(Data provided)
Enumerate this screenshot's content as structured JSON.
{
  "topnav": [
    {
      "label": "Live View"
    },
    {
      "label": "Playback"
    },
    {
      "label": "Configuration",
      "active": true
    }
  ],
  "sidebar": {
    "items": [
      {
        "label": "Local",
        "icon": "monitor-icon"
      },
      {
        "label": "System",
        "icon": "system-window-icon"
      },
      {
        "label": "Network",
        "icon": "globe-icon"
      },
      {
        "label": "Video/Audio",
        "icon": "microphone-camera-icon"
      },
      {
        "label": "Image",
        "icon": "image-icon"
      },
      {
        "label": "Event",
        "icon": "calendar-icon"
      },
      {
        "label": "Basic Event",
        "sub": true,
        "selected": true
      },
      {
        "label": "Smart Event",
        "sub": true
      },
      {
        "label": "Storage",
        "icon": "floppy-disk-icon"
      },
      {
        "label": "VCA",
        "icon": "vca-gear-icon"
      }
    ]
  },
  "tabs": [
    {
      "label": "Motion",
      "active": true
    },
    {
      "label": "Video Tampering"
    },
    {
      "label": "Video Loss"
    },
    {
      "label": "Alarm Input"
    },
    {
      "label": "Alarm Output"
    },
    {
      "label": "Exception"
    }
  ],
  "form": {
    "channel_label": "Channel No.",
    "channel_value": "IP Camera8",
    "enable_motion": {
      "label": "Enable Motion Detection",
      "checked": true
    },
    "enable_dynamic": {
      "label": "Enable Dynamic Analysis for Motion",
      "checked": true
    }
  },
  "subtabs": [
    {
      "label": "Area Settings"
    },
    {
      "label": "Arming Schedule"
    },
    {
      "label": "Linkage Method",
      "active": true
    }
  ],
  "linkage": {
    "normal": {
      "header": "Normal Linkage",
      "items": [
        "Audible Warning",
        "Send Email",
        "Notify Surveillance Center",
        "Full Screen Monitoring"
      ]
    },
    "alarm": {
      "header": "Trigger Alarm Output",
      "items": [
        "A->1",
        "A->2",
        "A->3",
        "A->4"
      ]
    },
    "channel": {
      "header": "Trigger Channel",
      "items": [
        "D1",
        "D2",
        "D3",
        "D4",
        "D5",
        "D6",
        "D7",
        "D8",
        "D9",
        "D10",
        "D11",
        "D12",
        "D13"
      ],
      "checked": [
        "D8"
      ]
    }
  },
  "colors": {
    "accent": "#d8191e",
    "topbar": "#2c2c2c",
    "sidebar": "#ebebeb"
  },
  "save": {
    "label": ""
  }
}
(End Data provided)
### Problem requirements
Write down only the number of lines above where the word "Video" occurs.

### Written solution
3